Mentor: Charles Brenner, Ph.D.
Lab Room: 4-339 BSB
Lab Phone: 319-384-4099

Development of a Cellular Model of Dnmt1 Activation in Carcinogenesis

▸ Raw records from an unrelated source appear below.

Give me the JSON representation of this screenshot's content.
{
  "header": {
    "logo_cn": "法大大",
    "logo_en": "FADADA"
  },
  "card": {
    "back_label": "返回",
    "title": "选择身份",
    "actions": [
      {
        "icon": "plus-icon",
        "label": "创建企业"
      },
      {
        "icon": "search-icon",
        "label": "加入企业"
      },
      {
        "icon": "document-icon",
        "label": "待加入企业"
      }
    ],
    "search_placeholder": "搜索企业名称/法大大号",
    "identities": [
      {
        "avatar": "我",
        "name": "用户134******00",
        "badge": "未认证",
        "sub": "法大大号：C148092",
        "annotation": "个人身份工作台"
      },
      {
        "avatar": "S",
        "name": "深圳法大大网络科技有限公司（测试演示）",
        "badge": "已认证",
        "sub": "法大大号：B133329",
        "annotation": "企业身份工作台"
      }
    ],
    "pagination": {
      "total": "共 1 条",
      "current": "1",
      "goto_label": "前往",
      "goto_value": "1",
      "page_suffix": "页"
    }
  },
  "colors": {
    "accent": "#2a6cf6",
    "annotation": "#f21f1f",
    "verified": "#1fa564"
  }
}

DNA methyltransferase 1 (Dnmt1) is the major enzyme responsible for repressive, epigenetic modification of DNA in eukaryotes. During carcinogenesis, it becomes dysregulated to cause hypermethylation-mediated silencing of tumor suppressor gene (TSG). Interestingly, several frequent, cancer-specific alterations have been found to significantly increase Dnmt1 activity, like Ras activation, P53 loss and carcinogen treatment. However, the resulting methylomes are not necessarily the same, indicating different mechanisms of Dnmt1 activation will result in different patterns of DNA methylation. Therefore, our purpose is to establish stable clones in immortalized human bronchial epithelial cells (HBEC3) and analyze the methylation consequences of Dnmt1 activation. Moreover, Dnmt1 consists of a series of globular domains N-terminal to the catalytic domain, all of which are implicated in functions essential for maintenance of DNA methylation. However, in our lab, in vitro evidence was recently presented that the replication foci targeting sequence (RFTS) is an inhibitor of DNA-binding and catalytic activity. To test the hypothesis that RFTS is a negative regulator of Dnmt1 activity, cellular expression systems for Dnmt1 mutants were established. Data indicate that the deltaRFTS allele of Dnmt1 is activated for transformation. Expression of Dnmt1-deltaRFTS results in reduced global DNA methylation, and methylation and silencing of TSGs. These data demonstrate that the deltaRFTS form of Dnmt1 is hyperactivated.